Non-Reflexive Logics and its Applications to the Foundations of Quantum Mechanics
Newton da Costa has studied the foundations of quantum mechanics, and of quantum theories in general, since a long time ago. Motivated by Erwin Schrödinger, who sustained that the notion of identity would not be appliable to quantum objects, he developed a first-order system where the expression a = b is not a formula for some objects denoted by a and b in order to grasp Schrödinger’s intuitions from a logical point of view. These logics, where the standard notion of identity is questioned, where later termed non-reflexive. Then, reasoning as a legitimate logician, da Costa guessed that a suitable semantics for his system would not be formulated within a standard set theory, where the notion of identity holds for all objects, proposing that a theory of quasi-sets should be developed to cope with such a semantics.
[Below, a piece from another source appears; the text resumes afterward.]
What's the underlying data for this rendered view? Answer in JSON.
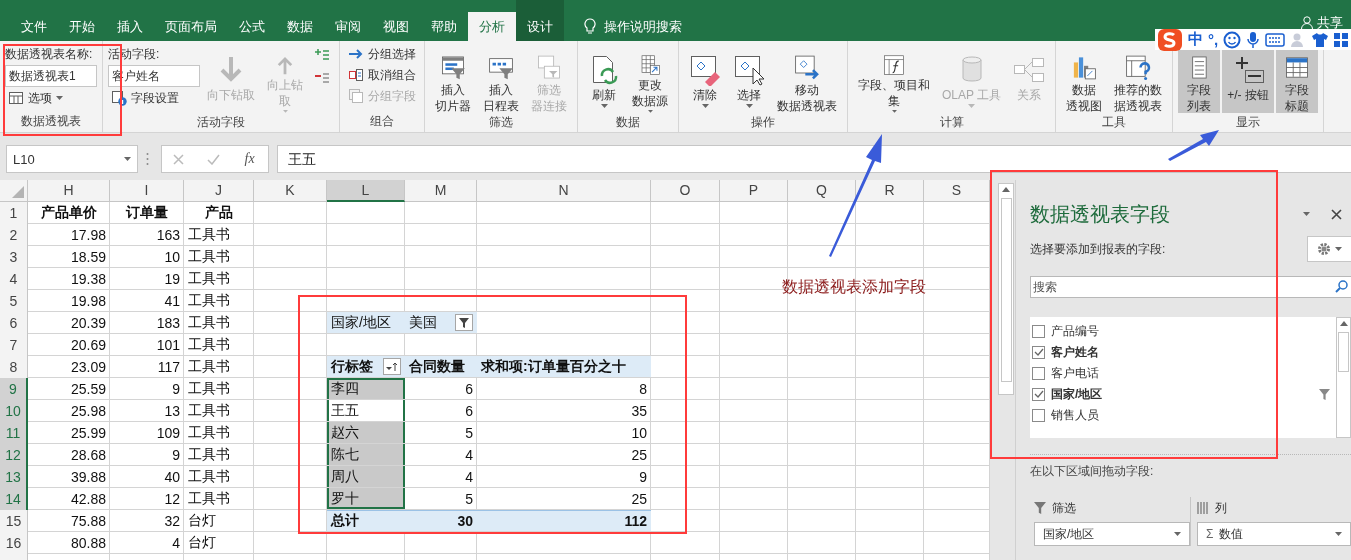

The present author took this idea seriously, and extended da Costa’s system to higher-order logics (simple theory of types) and developed quasi-set theory, providing a semantics (built in such a mathematical basis) for both the first and the higher-order systems. Quasi-set theory was then applied in several aspects of the quantum realm, and is still today a widespread field of investigation here and abroad. In this talk we revise da Costa’s original account and present some of his motivations for developing a non-reflexive interpretation of quantum mechanics, qualifying this term and providing the main related ideas.